Christians are often thought of as defending only their own religious interests in the public square. They are viewed as worrying exclusively about the erosion of their freedom to assemble and to follow their convictions, while not seeming as concerned about publicly defending the rights of Muslims, Hindus, Jews, and atheists to do the same.

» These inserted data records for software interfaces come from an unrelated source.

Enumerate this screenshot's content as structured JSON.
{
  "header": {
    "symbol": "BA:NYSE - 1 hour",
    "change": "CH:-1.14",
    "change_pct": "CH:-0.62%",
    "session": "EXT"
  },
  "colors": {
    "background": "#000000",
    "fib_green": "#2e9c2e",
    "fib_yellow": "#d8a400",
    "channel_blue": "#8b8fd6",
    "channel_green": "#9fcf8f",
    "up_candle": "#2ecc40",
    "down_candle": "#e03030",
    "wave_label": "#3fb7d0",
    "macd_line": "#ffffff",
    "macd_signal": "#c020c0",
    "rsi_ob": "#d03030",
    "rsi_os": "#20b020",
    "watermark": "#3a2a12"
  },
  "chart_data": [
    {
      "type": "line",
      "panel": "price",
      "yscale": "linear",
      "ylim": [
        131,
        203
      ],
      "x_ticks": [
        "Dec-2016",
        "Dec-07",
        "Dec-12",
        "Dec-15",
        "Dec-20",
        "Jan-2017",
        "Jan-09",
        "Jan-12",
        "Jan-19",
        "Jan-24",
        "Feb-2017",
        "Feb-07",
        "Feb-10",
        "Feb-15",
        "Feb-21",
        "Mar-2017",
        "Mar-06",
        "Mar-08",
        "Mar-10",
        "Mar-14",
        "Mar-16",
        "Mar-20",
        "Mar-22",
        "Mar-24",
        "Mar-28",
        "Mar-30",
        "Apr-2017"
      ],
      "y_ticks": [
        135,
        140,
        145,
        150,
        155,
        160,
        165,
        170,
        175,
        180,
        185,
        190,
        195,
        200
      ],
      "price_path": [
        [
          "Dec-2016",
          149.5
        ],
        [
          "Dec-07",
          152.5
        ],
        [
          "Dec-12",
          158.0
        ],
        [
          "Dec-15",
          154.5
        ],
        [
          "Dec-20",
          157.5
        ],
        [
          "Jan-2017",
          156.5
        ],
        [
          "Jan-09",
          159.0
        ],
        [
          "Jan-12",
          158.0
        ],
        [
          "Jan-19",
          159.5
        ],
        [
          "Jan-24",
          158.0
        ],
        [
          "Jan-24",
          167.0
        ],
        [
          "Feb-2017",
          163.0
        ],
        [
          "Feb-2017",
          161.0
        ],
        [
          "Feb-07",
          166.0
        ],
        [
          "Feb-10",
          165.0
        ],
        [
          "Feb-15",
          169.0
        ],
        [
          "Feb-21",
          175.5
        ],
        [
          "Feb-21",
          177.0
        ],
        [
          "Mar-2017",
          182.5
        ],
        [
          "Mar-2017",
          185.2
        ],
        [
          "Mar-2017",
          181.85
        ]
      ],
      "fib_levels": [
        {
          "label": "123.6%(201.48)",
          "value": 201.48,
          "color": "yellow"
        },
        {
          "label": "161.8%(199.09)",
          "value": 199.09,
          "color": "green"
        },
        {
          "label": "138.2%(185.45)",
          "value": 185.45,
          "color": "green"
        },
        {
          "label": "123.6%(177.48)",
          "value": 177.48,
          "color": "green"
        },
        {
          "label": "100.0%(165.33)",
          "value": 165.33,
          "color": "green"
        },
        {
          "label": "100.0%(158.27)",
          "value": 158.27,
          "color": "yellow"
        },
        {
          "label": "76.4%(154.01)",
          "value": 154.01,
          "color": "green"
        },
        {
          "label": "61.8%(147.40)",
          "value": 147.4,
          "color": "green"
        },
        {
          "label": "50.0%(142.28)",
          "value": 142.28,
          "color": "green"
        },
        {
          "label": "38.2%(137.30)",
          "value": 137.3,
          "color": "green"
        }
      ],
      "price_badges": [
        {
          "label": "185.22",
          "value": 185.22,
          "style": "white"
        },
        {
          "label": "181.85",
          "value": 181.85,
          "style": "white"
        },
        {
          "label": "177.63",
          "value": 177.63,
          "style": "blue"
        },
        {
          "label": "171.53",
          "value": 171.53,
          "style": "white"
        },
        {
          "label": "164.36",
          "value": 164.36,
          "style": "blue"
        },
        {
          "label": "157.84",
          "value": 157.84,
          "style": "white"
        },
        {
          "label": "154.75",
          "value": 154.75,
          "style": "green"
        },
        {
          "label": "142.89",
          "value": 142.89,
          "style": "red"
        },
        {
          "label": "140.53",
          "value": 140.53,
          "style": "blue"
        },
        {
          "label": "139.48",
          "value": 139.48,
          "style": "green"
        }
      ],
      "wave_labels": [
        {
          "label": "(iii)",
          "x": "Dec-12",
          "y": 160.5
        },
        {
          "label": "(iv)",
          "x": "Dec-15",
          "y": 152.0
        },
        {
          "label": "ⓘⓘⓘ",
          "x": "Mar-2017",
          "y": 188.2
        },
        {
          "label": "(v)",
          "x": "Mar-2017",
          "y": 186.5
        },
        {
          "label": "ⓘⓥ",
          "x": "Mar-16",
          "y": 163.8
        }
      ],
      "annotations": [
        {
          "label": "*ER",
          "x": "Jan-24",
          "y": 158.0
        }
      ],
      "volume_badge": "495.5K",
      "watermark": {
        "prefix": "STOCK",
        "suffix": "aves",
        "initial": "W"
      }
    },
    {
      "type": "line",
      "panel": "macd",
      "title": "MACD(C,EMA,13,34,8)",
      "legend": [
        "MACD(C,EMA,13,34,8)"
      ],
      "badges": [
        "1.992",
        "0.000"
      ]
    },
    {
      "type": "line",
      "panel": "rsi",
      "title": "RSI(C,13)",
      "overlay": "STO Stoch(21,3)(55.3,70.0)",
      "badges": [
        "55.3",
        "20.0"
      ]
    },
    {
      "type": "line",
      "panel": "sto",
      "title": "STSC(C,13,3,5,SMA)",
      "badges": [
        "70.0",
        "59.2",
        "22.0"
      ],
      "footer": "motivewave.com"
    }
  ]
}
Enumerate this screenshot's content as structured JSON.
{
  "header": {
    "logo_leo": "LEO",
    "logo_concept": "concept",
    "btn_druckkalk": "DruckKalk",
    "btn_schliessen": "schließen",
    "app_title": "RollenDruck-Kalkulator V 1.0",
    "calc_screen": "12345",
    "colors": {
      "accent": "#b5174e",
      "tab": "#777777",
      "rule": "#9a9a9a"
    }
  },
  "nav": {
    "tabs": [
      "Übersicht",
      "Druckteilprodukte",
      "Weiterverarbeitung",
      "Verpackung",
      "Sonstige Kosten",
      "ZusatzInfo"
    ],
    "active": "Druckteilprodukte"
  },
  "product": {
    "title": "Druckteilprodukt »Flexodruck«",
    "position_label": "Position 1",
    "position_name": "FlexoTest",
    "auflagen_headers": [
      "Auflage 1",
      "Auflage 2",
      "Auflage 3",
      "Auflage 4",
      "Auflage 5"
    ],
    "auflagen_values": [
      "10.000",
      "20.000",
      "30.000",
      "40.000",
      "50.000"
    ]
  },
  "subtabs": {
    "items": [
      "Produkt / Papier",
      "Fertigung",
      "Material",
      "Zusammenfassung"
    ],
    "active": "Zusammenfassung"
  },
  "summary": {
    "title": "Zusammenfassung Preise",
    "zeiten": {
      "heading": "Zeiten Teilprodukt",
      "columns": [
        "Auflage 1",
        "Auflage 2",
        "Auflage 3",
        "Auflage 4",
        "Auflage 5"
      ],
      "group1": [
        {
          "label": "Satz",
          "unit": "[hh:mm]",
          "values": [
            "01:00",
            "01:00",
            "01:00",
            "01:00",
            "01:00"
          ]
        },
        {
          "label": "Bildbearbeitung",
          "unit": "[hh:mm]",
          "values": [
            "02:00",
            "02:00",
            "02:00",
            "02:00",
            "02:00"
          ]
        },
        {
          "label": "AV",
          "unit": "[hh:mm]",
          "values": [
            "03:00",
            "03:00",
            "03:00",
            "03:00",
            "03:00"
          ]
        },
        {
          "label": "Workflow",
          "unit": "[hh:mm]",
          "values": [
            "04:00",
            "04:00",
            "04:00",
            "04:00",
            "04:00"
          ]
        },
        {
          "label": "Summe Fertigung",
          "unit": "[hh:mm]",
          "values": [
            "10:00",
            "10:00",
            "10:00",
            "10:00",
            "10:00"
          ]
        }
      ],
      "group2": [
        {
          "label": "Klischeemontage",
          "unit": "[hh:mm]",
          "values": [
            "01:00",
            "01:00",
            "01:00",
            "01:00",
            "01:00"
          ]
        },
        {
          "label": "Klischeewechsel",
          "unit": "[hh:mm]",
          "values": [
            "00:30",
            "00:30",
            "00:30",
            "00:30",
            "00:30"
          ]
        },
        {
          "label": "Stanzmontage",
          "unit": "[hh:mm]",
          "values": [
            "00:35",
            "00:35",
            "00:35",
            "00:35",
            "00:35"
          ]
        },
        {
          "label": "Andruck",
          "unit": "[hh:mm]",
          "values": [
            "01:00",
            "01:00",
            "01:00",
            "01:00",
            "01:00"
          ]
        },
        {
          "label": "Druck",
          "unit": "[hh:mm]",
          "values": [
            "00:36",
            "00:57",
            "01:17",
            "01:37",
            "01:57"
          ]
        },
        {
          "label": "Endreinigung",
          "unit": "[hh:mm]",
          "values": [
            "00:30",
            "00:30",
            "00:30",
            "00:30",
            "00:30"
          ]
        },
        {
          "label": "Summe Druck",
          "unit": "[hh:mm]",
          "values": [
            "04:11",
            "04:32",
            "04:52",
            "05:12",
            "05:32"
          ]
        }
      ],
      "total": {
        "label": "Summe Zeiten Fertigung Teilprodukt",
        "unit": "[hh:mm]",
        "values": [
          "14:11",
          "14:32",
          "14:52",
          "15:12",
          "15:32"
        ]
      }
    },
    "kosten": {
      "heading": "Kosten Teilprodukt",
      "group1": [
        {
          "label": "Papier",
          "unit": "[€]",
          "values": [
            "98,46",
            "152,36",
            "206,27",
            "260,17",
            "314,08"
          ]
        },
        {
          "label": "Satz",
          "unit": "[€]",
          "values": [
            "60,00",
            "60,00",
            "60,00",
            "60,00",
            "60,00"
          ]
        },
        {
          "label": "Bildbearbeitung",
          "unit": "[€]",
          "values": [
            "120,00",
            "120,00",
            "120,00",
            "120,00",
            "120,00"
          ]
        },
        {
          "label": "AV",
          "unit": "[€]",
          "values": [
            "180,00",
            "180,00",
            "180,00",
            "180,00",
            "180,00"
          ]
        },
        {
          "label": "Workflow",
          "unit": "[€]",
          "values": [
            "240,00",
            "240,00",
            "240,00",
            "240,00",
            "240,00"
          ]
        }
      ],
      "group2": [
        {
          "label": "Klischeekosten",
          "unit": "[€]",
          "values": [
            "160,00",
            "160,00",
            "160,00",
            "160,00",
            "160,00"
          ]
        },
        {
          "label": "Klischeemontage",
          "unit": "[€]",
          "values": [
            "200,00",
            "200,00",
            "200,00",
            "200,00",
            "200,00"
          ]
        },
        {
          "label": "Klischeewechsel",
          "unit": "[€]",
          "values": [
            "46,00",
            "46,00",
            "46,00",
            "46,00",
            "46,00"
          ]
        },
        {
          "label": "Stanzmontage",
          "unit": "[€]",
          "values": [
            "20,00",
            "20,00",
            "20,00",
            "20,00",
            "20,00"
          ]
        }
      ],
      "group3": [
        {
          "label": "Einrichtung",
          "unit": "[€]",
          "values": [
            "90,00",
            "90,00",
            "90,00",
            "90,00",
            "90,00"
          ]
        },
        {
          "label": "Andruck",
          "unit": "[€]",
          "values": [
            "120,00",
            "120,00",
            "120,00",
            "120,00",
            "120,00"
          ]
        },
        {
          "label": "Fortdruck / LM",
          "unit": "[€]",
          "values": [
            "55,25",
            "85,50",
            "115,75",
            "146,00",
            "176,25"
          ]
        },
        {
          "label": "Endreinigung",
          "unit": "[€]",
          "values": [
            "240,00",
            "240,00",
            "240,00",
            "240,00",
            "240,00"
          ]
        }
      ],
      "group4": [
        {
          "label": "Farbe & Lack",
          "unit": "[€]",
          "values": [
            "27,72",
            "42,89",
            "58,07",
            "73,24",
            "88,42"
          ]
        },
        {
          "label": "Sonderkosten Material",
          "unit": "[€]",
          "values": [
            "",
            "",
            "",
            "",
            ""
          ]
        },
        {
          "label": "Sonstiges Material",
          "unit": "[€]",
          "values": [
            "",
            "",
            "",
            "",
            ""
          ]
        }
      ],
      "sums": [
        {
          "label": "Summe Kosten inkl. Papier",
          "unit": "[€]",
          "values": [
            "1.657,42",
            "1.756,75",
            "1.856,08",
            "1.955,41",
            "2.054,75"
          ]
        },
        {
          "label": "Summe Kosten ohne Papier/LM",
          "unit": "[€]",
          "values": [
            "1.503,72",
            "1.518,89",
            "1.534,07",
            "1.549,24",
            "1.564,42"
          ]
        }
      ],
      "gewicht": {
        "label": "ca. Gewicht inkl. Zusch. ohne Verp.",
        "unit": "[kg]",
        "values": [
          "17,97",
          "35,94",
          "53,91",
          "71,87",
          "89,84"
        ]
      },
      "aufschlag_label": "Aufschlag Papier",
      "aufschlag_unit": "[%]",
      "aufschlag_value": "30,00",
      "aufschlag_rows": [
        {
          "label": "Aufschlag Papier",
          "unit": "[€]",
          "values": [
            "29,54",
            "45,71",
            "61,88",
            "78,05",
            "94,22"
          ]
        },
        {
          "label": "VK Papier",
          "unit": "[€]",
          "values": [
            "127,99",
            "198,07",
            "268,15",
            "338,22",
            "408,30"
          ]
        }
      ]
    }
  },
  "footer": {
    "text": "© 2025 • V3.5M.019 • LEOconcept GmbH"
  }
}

Andrew T. Walker, an emerging Southern Baptist public theologian, argues for a robust Christian ethic of religious liberty that helps the church defend religious freedom for everyone in a pluralistic society. Whether explicitly religious or not, says Walker, every person is striving to make sense of his or her life. The Christian foundations of religious freedom provide a framework for how Christians can navigate deep religious difference in a secular age. As we practice religious liberty for our neighbors, we can find civility and commonality amid disagreement, further the church's engagement in the public square, and become the strongest defenders of religious liberty for all. Foreword by noted Princeton scholar Robert P. George.